grammy
My beautiful grammy.

Alzheimer’s will never take away the contributions she made to the lives of her family, friends, and community, but it took away her ability to tell me stories, firsthand, about these experiences.

It took away her independence.

It took away her mind.

It took away her life.

Some facts about Alzheimer’s: It is the most common cause of dementia. It is a degenerative disease of the brain characterized by many symptoms, such as memory, language, problem-solving, and other cognitive skills. The most mundane activities, like walking or swallowing, cannot be performed by an individual in the final stages of the disease. As a result, they require 24/7 care until succumbing to the devastating disease.¹

In 2018, nearly 6 million Americans of all ages are living with Alzheimer’s. Every 65 seconds, another person in the United States develops the disease.²

I knew my grandmother when she was in the more severe stages of Alzheimer’s, and it was not easy to watch her experience them. It was even harder to watch how it affected her husband and children.

I wouldn’t wish it on anyone, just as I wouldn’t with diabetes.

This November marks nine years since my grammy passed away. She is missed every single day, but one way that my family celebrates her life and fights back against Alzheimer’s is by participating in the Walk to End Alzheimer’s. On September 15th, we’ll be partaking in our (sixth, I believe) Walk as Team Mary’s Little Lambs – a team name inspired by Grammy’s first name. I like to think that it’d make her smile.

The Walk is an emotional event for us in general, but especially when we hold up pinwheel flowers that represent our promise to remember, honor, care, and fight for those living with Alzheimer’s and their caregivers. Imagine how powerful it is to see the colorful pinwheels lifted into the air, with each color having a distinct meaning:

  • Blue for a Walker who has Alzheimer’s/dementia
  • Yellow for a Walker who supports or cares for someone with Alzheimer’s/dementia
  • Purple for a Walker who has lost someone to Alzheimer’s/dementia
  • Orange for a Walker who supports the cause and the Alzheimer’s Association vision of a world without Alzheimer’s

Just like with diabetes, imagine how incredible it’d be if one day, there was a white flower lifted into the air: a flower that would signify a cure.

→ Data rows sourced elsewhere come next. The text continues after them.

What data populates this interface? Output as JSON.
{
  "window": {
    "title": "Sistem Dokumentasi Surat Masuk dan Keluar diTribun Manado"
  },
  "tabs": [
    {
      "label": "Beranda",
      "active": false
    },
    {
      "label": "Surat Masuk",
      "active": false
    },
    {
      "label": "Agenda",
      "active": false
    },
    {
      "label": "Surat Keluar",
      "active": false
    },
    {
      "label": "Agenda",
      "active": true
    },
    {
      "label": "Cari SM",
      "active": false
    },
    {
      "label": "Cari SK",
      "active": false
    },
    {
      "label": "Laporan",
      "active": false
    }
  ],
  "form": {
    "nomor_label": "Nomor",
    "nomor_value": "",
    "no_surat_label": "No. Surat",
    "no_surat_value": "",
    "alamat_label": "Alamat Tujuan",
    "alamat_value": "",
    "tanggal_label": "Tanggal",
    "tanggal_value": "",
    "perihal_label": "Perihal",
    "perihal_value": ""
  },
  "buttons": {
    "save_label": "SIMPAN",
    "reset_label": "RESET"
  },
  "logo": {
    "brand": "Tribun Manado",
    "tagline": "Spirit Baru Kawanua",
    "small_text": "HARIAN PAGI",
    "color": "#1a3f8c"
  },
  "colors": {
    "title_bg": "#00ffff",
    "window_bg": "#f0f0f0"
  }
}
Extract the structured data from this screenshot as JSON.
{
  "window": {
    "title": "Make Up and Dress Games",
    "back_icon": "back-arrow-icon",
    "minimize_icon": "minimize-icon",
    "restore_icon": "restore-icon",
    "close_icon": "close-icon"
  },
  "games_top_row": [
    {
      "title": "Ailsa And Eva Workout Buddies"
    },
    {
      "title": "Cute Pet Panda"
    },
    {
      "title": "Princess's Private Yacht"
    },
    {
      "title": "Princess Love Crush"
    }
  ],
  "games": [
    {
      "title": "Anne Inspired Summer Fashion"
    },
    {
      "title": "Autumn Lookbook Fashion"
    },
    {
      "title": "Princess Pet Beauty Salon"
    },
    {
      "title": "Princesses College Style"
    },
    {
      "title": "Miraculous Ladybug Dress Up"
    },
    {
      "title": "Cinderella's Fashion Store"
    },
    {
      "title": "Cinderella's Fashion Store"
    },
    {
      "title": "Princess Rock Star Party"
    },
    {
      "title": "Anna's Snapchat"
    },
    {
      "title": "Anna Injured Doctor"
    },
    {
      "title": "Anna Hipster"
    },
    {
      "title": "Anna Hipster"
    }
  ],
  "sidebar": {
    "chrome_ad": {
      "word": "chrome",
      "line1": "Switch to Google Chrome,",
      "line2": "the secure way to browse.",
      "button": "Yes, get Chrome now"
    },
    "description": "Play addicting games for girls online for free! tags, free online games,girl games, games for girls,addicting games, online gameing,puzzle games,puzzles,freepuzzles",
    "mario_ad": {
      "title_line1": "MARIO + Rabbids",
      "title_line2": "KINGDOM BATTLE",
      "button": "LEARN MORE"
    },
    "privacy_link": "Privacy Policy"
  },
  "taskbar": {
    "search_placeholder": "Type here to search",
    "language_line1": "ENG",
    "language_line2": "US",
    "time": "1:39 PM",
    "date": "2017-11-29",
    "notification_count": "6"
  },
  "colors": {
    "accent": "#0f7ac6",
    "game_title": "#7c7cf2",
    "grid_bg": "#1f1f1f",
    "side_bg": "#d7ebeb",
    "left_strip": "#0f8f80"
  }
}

If my grandmother’s story moved you, or if you want to show support for someone you know affected by Alzheimer’s/the cause, please consider donating to the Walk to End Alzheimer’s. You can use this link here, or click on the widget in the right sidebar of my blog – it’s the very first one listed. All donations advance the care, support, and research efforts of the Alzheimer’s Association. Thank you in advance, and thank you for taking the time to read this deeply personal blog post.

For more information on Alzheimer’s disease, visit www.alz.org. I recommend reviewing the report on their website, 2018 Alzheimer’s Disease Facts and Figuresto learn the most up-to-date statistics on the disease.

¹¯² Alzheimer’s Association, 2018